Line by line, write out the material exactly.
*** Opening INFORMATION PROVIDED ***
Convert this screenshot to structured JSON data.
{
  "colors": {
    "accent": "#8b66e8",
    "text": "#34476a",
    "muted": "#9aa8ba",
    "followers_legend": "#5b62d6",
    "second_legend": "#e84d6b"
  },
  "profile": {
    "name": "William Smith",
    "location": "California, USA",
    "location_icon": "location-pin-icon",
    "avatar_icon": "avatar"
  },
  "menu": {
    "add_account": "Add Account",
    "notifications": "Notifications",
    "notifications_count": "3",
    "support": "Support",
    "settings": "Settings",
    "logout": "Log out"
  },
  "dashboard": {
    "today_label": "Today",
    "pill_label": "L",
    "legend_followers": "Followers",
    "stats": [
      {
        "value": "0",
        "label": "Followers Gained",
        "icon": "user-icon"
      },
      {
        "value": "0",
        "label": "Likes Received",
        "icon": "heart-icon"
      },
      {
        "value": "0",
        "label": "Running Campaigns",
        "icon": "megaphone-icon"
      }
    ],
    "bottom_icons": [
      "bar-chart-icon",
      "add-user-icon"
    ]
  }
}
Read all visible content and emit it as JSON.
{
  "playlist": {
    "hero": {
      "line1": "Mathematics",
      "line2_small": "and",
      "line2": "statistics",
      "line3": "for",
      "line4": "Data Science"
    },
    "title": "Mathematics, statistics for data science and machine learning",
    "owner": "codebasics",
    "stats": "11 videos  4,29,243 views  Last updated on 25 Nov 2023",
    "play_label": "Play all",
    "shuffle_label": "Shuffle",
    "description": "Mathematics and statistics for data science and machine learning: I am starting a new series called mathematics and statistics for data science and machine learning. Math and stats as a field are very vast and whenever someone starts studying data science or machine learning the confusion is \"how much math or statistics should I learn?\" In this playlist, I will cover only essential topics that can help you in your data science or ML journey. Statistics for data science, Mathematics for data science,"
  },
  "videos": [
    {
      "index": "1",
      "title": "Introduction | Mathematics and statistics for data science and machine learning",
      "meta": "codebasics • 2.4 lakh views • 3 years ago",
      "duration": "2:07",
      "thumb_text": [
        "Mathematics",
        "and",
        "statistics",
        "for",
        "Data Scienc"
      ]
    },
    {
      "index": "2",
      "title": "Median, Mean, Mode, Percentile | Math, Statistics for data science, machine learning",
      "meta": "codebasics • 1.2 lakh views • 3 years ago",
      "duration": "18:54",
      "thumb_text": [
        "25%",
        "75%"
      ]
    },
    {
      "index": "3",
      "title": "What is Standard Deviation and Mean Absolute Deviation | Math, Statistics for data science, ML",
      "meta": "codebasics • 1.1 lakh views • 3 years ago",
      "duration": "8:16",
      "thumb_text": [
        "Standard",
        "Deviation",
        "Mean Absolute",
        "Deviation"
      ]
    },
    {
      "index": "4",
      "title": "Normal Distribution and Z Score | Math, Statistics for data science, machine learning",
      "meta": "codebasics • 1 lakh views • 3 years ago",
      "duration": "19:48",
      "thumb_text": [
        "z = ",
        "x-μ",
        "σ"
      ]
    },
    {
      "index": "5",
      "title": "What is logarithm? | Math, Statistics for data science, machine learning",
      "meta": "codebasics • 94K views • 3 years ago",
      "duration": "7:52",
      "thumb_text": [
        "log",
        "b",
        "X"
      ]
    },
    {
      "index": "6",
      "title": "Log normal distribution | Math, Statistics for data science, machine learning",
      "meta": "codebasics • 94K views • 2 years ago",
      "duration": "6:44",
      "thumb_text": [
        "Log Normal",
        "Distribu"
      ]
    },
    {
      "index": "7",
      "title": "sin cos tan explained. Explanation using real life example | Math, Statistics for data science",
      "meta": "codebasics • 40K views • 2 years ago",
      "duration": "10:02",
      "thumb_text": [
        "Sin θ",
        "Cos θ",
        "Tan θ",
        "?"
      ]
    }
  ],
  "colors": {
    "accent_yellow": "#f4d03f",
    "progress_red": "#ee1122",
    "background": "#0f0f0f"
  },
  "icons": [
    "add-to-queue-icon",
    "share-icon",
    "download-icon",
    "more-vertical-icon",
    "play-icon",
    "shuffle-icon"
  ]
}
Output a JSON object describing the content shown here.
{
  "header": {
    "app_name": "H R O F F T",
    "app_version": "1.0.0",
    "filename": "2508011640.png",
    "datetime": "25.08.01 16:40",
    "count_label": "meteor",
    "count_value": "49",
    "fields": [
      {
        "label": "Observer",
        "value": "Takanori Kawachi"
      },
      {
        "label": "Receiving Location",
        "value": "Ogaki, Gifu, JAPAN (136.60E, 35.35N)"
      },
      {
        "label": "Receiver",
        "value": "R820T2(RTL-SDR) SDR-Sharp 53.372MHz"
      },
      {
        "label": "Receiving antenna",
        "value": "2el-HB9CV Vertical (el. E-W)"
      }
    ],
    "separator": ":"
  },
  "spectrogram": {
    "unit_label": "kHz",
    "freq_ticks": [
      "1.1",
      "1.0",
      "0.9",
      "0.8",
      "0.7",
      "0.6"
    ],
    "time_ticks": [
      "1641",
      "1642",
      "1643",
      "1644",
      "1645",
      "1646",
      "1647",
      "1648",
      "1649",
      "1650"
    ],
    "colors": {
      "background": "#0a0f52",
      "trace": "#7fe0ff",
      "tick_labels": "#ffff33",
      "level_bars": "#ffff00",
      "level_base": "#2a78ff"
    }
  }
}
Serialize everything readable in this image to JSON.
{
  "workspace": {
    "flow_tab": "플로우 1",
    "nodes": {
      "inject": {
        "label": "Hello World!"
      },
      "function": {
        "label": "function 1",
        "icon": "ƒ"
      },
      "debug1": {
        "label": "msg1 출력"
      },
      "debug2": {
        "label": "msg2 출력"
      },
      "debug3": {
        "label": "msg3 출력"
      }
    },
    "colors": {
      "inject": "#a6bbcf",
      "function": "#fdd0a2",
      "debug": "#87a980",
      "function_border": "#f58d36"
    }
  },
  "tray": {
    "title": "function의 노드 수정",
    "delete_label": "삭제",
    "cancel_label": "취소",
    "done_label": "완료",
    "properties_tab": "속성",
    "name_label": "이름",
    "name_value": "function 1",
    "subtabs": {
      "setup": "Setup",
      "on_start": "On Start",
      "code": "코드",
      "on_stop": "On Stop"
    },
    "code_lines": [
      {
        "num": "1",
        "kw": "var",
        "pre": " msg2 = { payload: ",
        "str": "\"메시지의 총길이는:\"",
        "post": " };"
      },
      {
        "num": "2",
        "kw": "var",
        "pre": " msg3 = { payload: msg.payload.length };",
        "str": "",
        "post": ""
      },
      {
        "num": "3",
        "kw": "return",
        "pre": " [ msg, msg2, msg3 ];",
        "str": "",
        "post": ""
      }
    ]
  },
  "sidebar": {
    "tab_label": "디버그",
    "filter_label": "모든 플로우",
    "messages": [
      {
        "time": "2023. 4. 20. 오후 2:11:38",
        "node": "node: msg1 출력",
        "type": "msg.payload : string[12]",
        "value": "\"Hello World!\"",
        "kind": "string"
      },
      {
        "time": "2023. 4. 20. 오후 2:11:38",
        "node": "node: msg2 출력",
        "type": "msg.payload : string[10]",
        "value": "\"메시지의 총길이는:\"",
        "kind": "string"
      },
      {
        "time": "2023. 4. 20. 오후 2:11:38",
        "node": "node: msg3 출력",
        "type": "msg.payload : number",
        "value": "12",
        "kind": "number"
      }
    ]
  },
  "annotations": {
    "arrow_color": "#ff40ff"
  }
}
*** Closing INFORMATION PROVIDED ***
* SOLUTION *
Convert this screenshot to structured JSON data.
{
  "colors": {
    "accent": "#8b66e8",
    "text": "#34476a",
    "muted": "#9aa8ba",
    "followers_legend": "#5b62d6",
    "second_legend": "#e84d6b"
  },
  "profile": {
    "name": "William Smith",
    "location": "California, USA",
    "location_icon": "location-pin-icon",
    "avatar_icon": "avatar"
  },
  "menu": {
    "add_account": "Add Account",
    "notifications": "Notifications",
    "notifications_count": "3",
    "support": "Support",
    "settings": "Settings",
    "logout": "Log out"
  },
  "dashboard": {
    "today_label": "Today",
    "pill_label": "L",
    "legend_followers": "Followers",
    "stats": [
      {
        "value": "0",
        "label": "Followers Gained",
        "icon": "user-icon"
      },
      {
        "value": "0",
        "label": "Likes Received",
        "icon": "heart-icon"
      },
      {
        "value": "0",
        "label": "Running Campaigns",
        "icon": "megaphone-icon"
      }
    ],
    "bottom_icons": [
      "bar-chart-icon",
      "add-user-icon"
    ]
  }
}
Read all visible content and emit it as JSON.
{
  "playlist": {
    "hero": {
      "line1": "Mathematics",
      "line2_small": "and",
      "line2": "statistics",
      "line3": "for",
      "line4": "Data Science"
    },
    "title": "Mathematics, statistics for data science and machine learning",
    "owner": "codebasics",
    "stats": "11 videos  4,29,243 views  Last updated on 25 Nov 2023",
    "play_label": "Play all",
    "shuffle_label": "Shuffle",
    "description": "Mathematics and statistics for data science and machine learning: I am starting a new series called mathematics and statistics for data science and machine learning. Math and stats as a field are very vast and whenever someone starts studying data science or machine learning the confusion is \"how much math or statistics should I learn?\" In this playlist, I will cover only essential topics that can help you in your data science or ML journey. Statistics for data science, Mathematics for data science,"
  },
  "videos": [
    {
      "index": "1",
      "title": "Introduction | Mathematics and statistics for data science and machine learning",
      "meta": "codebasics • 2.4 lakh views • 3 years ago",
      "duration": "2:07",
      "thumb_text": [
        "Mathematics",
        "and",
        "statistics",
        "for",
        "Data Scienc"
      ]
    },
    {
      "index": "2",
      "title": "Median, Mean, Mode, Percentile | Math, Statistics for data science, machine learning",
      "meta": "codebasics • 1.2 lakh views • 3 years ago",
      "duration": "18:54",
      "thumb_text": [
        "25%",
        "75%"
      ]
    },
    {
      "index": "3",
      "title": "What is Standard Deviation and Mean Absolute Deviation | Math, Statistics for data science, ML",
      "meta": "codebasics • 1.1 lakh views • 3 years ago",
      "duration": "8:16",
      "thumb_text": [
        "Standard",
        "Deviation",
        "Mean Absolute",
        "Deviation"
      ]
    },
    {
      "index": "4",
      "title": "Normal Distribution and Z Score | Math, Statistics for data science, machine learning",
      "meta": "codebasics • 1 lakh views • 3 years ago",
      "duration": "19:48",
      "thumb_text": [
        "z = ",
        "x-μ",
        "σ"
      ]
    },
    {
      "index": "5",
      "title": "What is logarithm? | Math, Statistics for data science, machine learning",
      "meta": "codebasics • 94K views • 3 years ago",
      "duration": "7:52",
      "thumb_text": [
        "log",
        "b",
        "X"
      ]
    },
    {
      "index": "6",
      "title": "Log normal distribution | Math, Statistics for data science, machine learning",
      "meta": "codebasics • 94K views • 2 years ago",
      "duration": "6:44",
      "thumb_text": [
        "Log Normal",
        "Distribu"
      ]
    },
    {
      "index": "7",
      "title": "sin cos tan explained. Explanation using real life example | Math, Statistics for data science",
      "meta": "codebasics • 40K views • 2 years ago",
      "duration": "10:02",
      "thumb_text": [
        "Sin θ",
        "Cos θ",
        "Tan θ",
        "?"
      ]
    }
  ],
  "colors": {
    "accent_yellow": "#f4d03f",
    "progress_red": "#ee1122",
    "background": "#0f0f0f"
  },
  "icons": [
    "add-to-queue-icon",
    "share-icon",
    "download-icon",
    "more-vertical-icon",
    "play-icon",
    "shuffle-icon"
  ]
}
Output a JSON object describing the content shown here.
{
  "header": {
    "app_name": "H R O F F T",
    "app_version": "1.0.0",
    "filename": "2508011640.png",
    "datetime": "25.08.01 16:40",
    "count_label": "meteor",
    "count_value": "49",
    "fields": [
      {
        "label": "Observer",
        "value": "Takanori Kawachi"
      },
      {
        "label": "Receiving Location",
        "value": "Ogaki, Gifu, JAPAN (136.60E, 35.35N)"
      },
      {
        "label": "Receiver",
        "value": "R820T2(RTL-SDR) SDR-Sharp 53.372MHz"
      },
      {
        "label": "Receiving antenna",
        "value": "2el-HB9CV Vertical (el. E-W)"
      }
    ],
    "separator": ":"
  },
  "spectrogram": {
    "unit_label": "kHz",
    "freq_ticks": [
      "1.1",
      "1.0",
      "0.9",
      "0.8",
      "0.7",
      "0.6"
    ],
    "time_ticks": [
      "1641",
      "1642",
      "1643",
      "1644",
      "1645",
      "1646",
      "1647",
      "1648",
      "1649",
      "1650"
    ],
    "colors": {
      "background": "#0a0f52",
      "trace": "#7fe0ff",
      "tick_labels": "#ffff33",
      "level_bars": "#ffff00",
      "level_base": "#2a78ff"
    }
  }
}
Serialize everything readable in this image to JSON.
{
  "workspace": {
    "flow_tab": "플로우 1",
    "nodes": {
      "inject": {
        "label": "Hello World!"
      },
      "function": {
        "label": "function 1",
        "icon": "ƒ"
      },
      "debug1": {
        "label": "msg1 출력"
      },
      "debug2": {
        "label": "msg2 출력"
      },
      "debug3": {
        "label": "msg3 출력"
      }
    },
    "colors": {
      "inject": "#a6bbcf",
      "function": "#fdd0a2",
      "debug": "#87a980",
      "function_border": "#f58d36"
    }
  },
  "tray": {
    "title": "function의 노드 수정",
    "delete_label": "삭제",
    "cancel_label": "취소",
    "done_label": "완료",
    "properties_tab": "속성",
    "name_label": "이름",
    "name_value": "function 1",
    "subtabs": {
      "setup": "Setup",
      "on_start": "On Start",
      "code": "코드",
      "on_stop": "On Stop"
    },
    "code_lines": [
      {
        "num": "1",
        "kw": "var",
        "pre": " msg2 = { payload: ",
        "str": "\"메시지의 총길이는:\"",
        "post": " };"
      },
      {
        "num": "2",
        "kw": "var",
        "pre": " msg3 = { payload: msg.payload.length };",
        "str": "",
        "post": ""
      },
      {
        "num": "3",
        "kw": "return",
        "pre": " [ msg, msg2, msg3 ];",
        "str": "",
        "post": ""
      }
    ]
  },
  "sidebar": {
    "tab_label": "디버그",
    "filter_label": "모든 플로우",
    "messages": [
      {
        "time": "2023. 4. 20. 오후 2:11:38",
        "node": "node: msg1 출력",
        "type": "msg.payload : string[12]",
        "value": "\"Hello World!\"",
        "kind": "string"
      },
      {
        "time": "2023. 4. 20. 오후 2:11:38",
        "node": "node: msg2 출력",
        "type": "msg.payload : string[10]",
        "value": "\"메시지의 총길이는:\"",
        "kind": "string"
      },
      {
        "time": "2023. 4. 20. 오후 2:11:38",
        "node": "node: msg3 출력",
        "type": "msg.payload : number",
        "value": "12",
        "kind": "number"
      }
    ]
  },
  "annotations": {
    "arrow_color": "#ff40ff"
  }
}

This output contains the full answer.